| Your assignment |
Scan the entries below for "image" and copy each line that holds it.

**** Exercise materials

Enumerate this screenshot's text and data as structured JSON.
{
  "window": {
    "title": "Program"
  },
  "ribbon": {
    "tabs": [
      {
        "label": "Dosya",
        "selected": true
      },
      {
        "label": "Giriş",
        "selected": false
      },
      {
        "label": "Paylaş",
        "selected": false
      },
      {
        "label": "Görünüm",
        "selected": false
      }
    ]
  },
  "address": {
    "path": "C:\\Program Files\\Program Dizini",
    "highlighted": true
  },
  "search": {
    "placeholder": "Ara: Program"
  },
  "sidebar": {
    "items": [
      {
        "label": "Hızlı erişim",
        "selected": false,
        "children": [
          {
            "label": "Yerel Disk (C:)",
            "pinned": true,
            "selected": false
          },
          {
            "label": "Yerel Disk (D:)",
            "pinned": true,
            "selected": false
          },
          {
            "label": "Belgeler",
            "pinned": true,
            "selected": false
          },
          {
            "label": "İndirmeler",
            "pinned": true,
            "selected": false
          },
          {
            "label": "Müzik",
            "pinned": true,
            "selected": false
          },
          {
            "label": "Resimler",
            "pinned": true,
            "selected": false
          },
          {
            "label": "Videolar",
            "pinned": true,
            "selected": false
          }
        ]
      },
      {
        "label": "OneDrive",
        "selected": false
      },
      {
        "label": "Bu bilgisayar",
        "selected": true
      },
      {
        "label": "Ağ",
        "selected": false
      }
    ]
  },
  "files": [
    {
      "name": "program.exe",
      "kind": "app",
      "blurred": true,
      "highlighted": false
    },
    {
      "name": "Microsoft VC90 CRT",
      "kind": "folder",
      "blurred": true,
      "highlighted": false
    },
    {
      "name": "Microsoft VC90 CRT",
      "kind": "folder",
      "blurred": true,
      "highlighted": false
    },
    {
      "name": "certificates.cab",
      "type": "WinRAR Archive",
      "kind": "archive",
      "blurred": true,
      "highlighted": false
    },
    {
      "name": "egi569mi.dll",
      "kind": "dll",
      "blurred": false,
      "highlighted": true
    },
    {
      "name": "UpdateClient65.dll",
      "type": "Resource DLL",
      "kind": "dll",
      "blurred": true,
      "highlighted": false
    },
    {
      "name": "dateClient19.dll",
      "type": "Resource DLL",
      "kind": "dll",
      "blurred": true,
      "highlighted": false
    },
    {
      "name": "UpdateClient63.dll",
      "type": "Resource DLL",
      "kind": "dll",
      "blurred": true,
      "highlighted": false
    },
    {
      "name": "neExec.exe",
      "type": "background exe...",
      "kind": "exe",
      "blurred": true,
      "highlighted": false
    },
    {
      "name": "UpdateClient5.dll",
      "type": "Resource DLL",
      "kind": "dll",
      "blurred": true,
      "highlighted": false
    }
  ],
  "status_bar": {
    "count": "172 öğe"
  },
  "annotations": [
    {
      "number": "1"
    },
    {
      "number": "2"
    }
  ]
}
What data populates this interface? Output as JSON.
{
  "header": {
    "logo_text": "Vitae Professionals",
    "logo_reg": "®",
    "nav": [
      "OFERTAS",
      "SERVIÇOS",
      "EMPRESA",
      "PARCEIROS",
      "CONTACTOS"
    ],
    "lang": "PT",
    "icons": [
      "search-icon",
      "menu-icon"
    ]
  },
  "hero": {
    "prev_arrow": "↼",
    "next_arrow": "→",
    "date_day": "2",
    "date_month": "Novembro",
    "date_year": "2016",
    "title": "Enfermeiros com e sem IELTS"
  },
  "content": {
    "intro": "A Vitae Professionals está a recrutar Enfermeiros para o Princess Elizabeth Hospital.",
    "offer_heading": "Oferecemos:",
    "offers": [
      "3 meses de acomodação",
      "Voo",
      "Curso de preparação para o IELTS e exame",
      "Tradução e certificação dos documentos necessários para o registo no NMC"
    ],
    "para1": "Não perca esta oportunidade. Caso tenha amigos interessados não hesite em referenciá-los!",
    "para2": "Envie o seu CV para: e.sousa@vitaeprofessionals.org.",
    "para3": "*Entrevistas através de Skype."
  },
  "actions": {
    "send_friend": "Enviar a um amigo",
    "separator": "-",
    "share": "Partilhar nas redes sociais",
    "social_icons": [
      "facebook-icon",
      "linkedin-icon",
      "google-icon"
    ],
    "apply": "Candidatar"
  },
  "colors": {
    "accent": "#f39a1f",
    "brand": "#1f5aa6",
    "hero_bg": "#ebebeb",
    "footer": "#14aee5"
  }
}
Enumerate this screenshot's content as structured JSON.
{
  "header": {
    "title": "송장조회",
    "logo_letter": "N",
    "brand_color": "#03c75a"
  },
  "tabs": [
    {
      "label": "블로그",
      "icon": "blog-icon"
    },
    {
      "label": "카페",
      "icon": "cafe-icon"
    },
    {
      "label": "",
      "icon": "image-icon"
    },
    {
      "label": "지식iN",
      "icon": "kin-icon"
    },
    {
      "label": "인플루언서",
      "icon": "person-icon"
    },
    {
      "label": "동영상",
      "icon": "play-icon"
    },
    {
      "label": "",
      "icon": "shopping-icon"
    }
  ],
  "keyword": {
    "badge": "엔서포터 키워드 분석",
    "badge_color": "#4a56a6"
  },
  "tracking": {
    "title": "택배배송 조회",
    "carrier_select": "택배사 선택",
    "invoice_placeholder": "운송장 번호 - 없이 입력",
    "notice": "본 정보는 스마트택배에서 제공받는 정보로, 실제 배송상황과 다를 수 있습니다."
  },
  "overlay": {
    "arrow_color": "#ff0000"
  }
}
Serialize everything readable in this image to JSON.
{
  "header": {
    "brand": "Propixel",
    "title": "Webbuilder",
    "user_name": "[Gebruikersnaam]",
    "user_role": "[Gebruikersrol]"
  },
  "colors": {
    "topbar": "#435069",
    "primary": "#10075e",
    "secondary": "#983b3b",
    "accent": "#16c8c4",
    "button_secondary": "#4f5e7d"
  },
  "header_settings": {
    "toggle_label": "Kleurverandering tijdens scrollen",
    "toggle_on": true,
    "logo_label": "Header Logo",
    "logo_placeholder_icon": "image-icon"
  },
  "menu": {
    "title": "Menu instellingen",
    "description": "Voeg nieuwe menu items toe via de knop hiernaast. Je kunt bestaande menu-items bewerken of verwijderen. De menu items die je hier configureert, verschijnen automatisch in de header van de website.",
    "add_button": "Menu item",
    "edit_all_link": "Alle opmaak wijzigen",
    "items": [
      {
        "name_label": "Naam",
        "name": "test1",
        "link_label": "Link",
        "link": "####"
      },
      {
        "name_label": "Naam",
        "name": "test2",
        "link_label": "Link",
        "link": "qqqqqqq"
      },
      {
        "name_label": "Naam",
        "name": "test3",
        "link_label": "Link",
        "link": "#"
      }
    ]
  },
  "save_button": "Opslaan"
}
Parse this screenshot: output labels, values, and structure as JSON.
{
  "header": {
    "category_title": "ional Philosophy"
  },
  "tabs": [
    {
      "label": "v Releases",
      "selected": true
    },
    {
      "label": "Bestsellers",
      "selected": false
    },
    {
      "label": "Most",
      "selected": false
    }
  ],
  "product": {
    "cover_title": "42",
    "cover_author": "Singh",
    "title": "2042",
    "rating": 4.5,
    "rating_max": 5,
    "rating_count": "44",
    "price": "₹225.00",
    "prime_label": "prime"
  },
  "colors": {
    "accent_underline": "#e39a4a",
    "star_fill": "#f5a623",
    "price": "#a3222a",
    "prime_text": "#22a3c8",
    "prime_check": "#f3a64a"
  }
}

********

| Written solution |
      "icon": "image-icon"
Serialize everything readable in this image to JSON.
    "logo_placeholder_icon": "image-icon"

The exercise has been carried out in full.